— Access to Services Directory: the service may require a searchable, database providing all available information relating to local and national services including resources, capacity and status which provide health care for patients based upon their need, location and the time/urgency across a number of settings including Health, Social Care and 3rd Sector to provide a single point of truth of service information. This will need to interface with the other elements of the system. (This requirement is expected to be the subject of a separate Prior Information Notice.)
— Interoperability: the ability to interact with a number of existing systems will be key facet of the new software solution. The software will need to effectively interface with a number of systems, including 999 ambulance call queues, the NHS Spine, a summary of in hours GP practice records and Emergency systems. The successful system will have the ability to integrate/incorporate OOH special notes or advance / anticipatory care plans, including DNAR in order to avoid preventable hospital admissions:
— Reporting functionality: the ability for national, local and individual user level access to management information to support review, audit and monitoring of both service and individual performance.
— A new CDSS may have an impact on service design and the workforce, and these implications will also need to be assessed and addressed.
— The system will be designed to learn, and to improve its probability modelling based on real outcomes of real patients.
The CDSS will be designed flexibly, and able to operate in environments including:
— Digital self-service by users (e.g. a symptom checker on a computer or smartphone).
— Telephone assessment and triage of patients by call centre agents (e.g. NHS 111).
— Prioritisation and direction by non-clinical staff (e.g. GP receptionists).
— Supporting assessment of patients in a clinical environment (e.g. a nurse in a GP surgery, or a paramedic in an ambulance).
The CDSS will further:
— Provide a single point of syndromic monitoring, and alerting to public health emergencies.
— Give the most accurate source of data on which to base guideline revision decisions (e.g. for NICE).

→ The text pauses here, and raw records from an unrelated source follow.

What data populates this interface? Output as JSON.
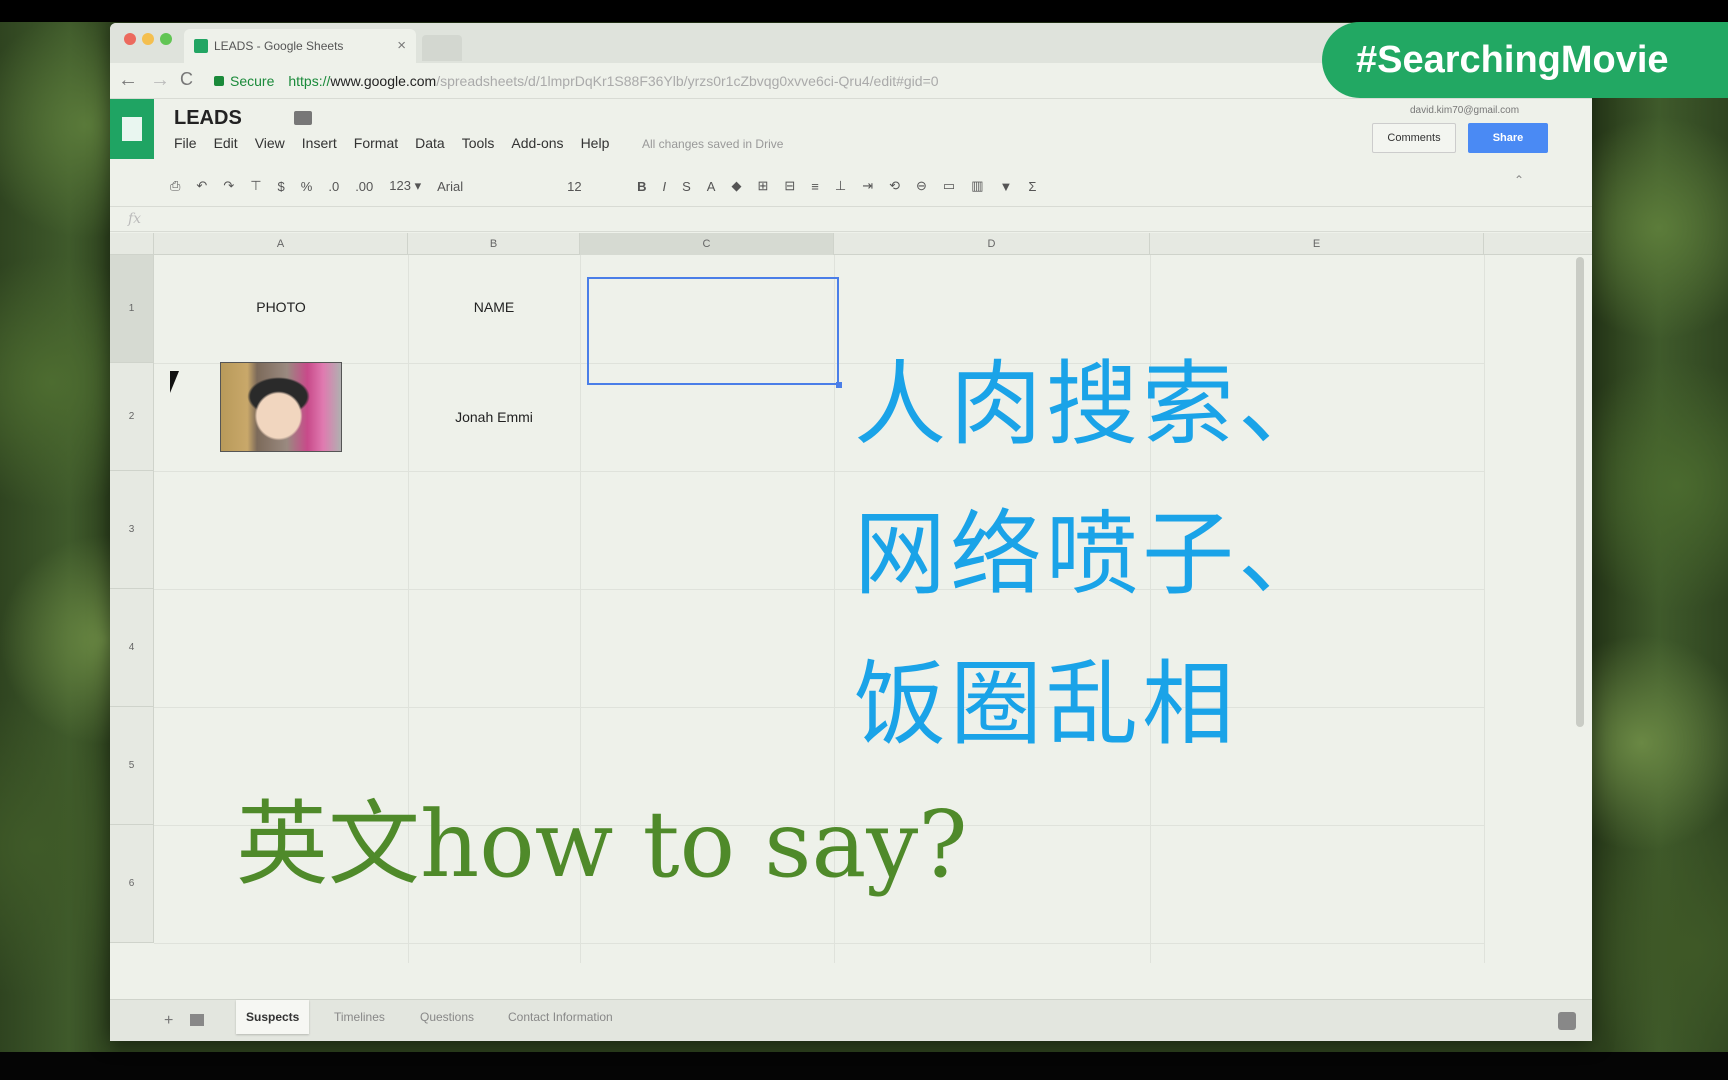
{
  "browser": {
    "tab_title": "LEADS - Google Sheets",
    "tab_close": "×",
    "back": "←",
    "forward": "→",
    "reload": "C",
    "secure_label": "Secure",
    "url_proto": "https://",
    "url_host": "www.google.com",
    "url_path": "/spreadsheets/d/1lmprDqKr1S88F36Ylb/yrzs0r1cZbvqg0xvve6ci-Qru4/edit#gid=0"
  },
  "sheets": {
    "title": "LEADS",
    "menu": [
      "File",
      "Edit",
      "View",
      "Insert",
      "Format",
      "Data",
      "Tools",
      "Add-ons",
      "Help"
    ],
    "save_status": "All changes saved in Drive",
    "user_email": "david.kim70@gmail.com",
    "comments_label": "Comments",
    "share_label": "Share",
    "toolbar": {
      "print": "⎙",
      "undo": "↶",
      "redo": "↷",
      "paint": "⊤",
      "currency": "$",
      "percent": "%",
      "dec_down": ".0",
      "dec_up": ".00",
      "format_123": "123 ▾",
      "font": "Arial",
      "font_size": "12",
      "bold": "B",
      "italic": "I",
      "strike": "S",
      "text_color": "A",
      "fill": "◆",
      "borders": "⊞",
      "merge": "⊟",
      "halign": "≡",
      "valign": "⊥",
      "wrap": "⇥",
      "rotate": "⟲",
      "link": "⊖",
      "comment": "▭",
      "chart": "▥",
      "filter": "▼",
      "functions": "Σ"
    },
    "fx": "fx",
    "columns": [
      "A",
      "B",
      "C",
      "D",
      "E"
    ],
    "rows": [
      "1",
      "2",
      "3",
      "4",
      "5",
      "6"
    ],
    "cells": {
      "a1": "PHOTO",
      "b1": "NAME",
      "b2": "Jonah Emmi"
    },
    "sheet_tabs": [
      "Suspects",
      "Timelines",
      "Questions",
      "Contact Information"
    ],
    "add_sheet": "+"
  },
  "overlay": {
    "hashtag": "#SearchingMovie",
    "cn_lines": [
      "人肉搜索、",
      "网络喷子、",
      "饭圈乱相"
    ],
    "en_caption": "英文how to say?"
  },
  "colors": {
    "sheets_green": "#1fa463",
    "share_blue": "#4a8af4",
    "caption_blue": "#1aa3e8",
    "caption_green": "#4f8a2a",
    "badge_green": "#22a863"
  }
}
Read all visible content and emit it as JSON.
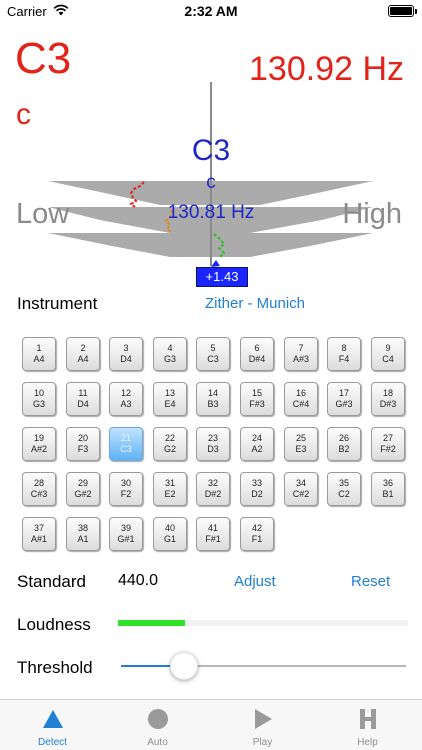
{
  "status_bar": {
    "carrier": "Carrier",
    "time": "2:32 AM"
  },
  "detected": {
    "note": "C3",
    "sub": "c",
    "frequency": "130.92 Hz"
  },
  "target": {
    "note": "C3",
    "sub": "c",
    "frequency": "130.81 Hz",
    "cents": "+1.43"
  },
  "gauge": {
    "low_label": "Low",
    "high_label": "High"
  },
  "instrument": {
    "label": "Instrument",
    "value": "Zither - Munich"
  },
  "keys": [
    {
      "num": "1",
      "note": "A4"
    },
    {
      "num": "2",
      "note": "A4"
    },
    {
      "num": "3",
      "note": "D4"
    },
    {
      "num": "4",
      "note": "G3"
    },
    {
      "num": "5",
      "note": "C3"
    },
    {
      "num": "6",
      "note": "D#4"
    },
    {
      "num": "7",
      "note": "A#3"
    },
    {
      "num": "8",
      "note": "F4"
    },
    {
      "num": "9",
      "note": "C4"
    },
    {
      "num": "10",
      "note": "G3"
    },
    {
      "num": "11",
      "note": "D4"
    },
    {
      "num": "12",
      "note": "A3"
    },
    {
      "num": "13",
      "note": "E4"
    },
    {
      "num": "14",
      "note": "B3"
    },
    {
      "num": "15",
      "note": "F#3"
    },
    {
      "num": "16",
      "note": "C#4"
    },
    {
      "num": "17",
      "note": "G#3"
    },
    {
      "num": "18",
      "note": "D#3"
    },
    {
      "num": "19",
      "note": "A#2"
    },
    {
      "num": "20",
      "note": "F3"
    },
    {
      "num": "21",
      "note": "C3"
    },
    {
      "num": "22",
      "note": "G2"
    },
    {
      "num": "23",
      "note": "D3"
    },
    {
      "num": "24",
      "note": "A2"
    },
    {
      "num": "25",
      "note": "E3"
    },
    {
      "num": "26",
      "note": "B2"
    },
    {
      "num": "27",
      "note": "F#2"
    },
    {
      "num": "28",
      "note": "C#3"
    },
    {
      "num": "29",
      "note": "G#2"
    },
    {
      "num": "30",
      "note": "F2"
    },
    {
      "num": "31",
      "note": "E2"
    },
    {
      "num": "32",
      "note": "D#2"
    },
    {
      "num": "33",
      "note": "D2"
    },
    {
      "num": "34",
      "note": "C#2"
    },
    {
      "num": "35",
      "note": "C2"
    },
    {
      "num": "36",
      "note": "B1"
    },
    {
      "num": "37",
      "note": "A#1"
    },
    {
      "num": "38",
      "note": "A1"
    },
    {
      "num": "39",
      "note": "G#1"
    },
    {
      "num": "40",
      "note": "G1"
    },
    {
      "num": "41",
      "note": "F#1"
    },
    {
      "num": "42",
      "note": "F1"
    }
  ],
  "active_key": "21",
  "standard": {
    "label": "Standard",
    "value": "440.0",
    "adjust": "Adjust",
    "reset": "Reset"
  },
  "loudness": {
    "label": "Loudness",
    "level": 0.23
  },
  "threshold": {
    "label": "Threshold",
    "value": 0.22
  },
  "tabs": [
    {
      "label": "Detect",
      "icon": "triangle-icon",
      "selected": true
    },
    {
      "label": "Auto",
      "icon": "circle-icon",
      "selected": false
    },
    {
      "label": "Play",
      "icon": "play-icon",
      "selected": false
    },
    {
      "label": "Help",
      "icon": "help-h-icon",
      "selected": false
    }
  ],
  "colors": {
    "detected": "#e2231a",
    "target": "#1d27c9",
    "accent": "#1e7fd4",
    "loudness": "#2ee32a",
    "active_key": "#5fb1f5"
  }
}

Section III: Legal, economic, financial and technical information

III.1)Conditions relating to the contract
III.1.1)Main financing conditions and payment arrangements and/or reference to the relevant provisions governing them:
III.2)Conditions for participation
III.2.1)Information about reserved contracts

Section VI: Complementary information

VI.1)Information about European Union funds
The contract is related to a project and/or programme financed by European Union funds: no
VI.2)Additional information:
The Contracting Authority intends to use an eTendering system in this procurement exercise and reserves the right to use a reverse auction.
This notice is published for information purposes and is not a call for competition. It is currently intended that a Contract Notice will be published as a call for competition once NHS England have concluded the pre- market engagement.
NHS England reserves the right not to commence any formal procurement process, to cancel any process that is commenced at any time and/or not to award any contract as a result of any such process; and will not be responsible for any costs incurred by Suppliers in entering into the pre — market engagement activity.
VI.3)Information on general regulatory framework
VI.4)Date of dispatch of this notice: